▸ **EXERCISE INPUT**:
________

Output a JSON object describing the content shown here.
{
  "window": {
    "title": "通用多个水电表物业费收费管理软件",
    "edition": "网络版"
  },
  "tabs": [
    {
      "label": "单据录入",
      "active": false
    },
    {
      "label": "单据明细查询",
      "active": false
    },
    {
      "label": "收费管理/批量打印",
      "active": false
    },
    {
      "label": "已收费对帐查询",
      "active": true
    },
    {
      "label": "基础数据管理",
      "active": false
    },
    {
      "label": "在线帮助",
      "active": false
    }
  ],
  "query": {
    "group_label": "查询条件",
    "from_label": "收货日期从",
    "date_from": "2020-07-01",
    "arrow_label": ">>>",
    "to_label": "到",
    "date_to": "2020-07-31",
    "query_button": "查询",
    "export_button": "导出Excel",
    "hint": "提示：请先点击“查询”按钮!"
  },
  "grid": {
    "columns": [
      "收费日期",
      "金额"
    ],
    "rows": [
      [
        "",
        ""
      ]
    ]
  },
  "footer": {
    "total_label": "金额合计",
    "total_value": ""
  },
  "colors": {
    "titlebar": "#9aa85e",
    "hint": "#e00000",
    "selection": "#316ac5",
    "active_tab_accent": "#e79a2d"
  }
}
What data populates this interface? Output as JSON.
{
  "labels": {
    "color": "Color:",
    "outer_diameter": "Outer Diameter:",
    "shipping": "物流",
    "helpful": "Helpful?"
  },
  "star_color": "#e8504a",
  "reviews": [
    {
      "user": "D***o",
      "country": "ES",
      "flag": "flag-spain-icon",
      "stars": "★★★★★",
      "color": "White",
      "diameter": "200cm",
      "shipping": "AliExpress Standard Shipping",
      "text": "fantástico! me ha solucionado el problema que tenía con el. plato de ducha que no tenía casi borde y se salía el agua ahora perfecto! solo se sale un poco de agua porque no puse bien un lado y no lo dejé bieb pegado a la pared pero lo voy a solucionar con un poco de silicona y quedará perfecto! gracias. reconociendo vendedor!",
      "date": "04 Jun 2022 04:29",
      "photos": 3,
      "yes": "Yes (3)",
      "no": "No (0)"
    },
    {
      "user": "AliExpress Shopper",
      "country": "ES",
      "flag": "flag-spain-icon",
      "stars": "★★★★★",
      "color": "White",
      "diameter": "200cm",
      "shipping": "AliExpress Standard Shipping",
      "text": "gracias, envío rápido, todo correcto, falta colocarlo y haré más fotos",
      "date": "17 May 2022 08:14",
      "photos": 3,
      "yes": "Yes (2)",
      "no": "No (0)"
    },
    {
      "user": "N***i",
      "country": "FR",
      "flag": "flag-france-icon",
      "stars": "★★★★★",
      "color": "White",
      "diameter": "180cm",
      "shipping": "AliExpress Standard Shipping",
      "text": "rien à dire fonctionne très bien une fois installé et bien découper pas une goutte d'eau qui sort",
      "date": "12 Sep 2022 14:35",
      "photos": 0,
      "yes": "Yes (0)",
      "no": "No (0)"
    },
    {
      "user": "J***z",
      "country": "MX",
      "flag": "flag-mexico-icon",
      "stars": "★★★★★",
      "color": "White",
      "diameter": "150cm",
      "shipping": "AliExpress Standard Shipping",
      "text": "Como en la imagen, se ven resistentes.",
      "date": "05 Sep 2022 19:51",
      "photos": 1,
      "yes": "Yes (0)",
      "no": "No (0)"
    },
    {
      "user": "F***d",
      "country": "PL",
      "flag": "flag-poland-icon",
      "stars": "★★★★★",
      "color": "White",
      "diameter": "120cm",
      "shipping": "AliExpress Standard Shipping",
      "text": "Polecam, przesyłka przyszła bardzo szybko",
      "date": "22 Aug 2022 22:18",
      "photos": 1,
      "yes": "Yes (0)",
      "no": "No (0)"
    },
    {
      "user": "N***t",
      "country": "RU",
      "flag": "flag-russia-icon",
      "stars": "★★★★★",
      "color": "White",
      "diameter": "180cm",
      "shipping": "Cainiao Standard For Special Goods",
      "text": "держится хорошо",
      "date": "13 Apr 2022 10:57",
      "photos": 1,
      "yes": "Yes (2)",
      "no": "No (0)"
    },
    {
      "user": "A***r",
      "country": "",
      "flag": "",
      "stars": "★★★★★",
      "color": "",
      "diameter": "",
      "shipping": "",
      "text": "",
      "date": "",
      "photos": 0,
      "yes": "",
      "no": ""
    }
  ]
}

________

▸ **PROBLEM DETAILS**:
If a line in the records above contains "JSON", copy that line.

▸ **PROBLEM SOLUTION**:
Output a JSON object describing the content shown here.
What data populates this interface? Output as JSON.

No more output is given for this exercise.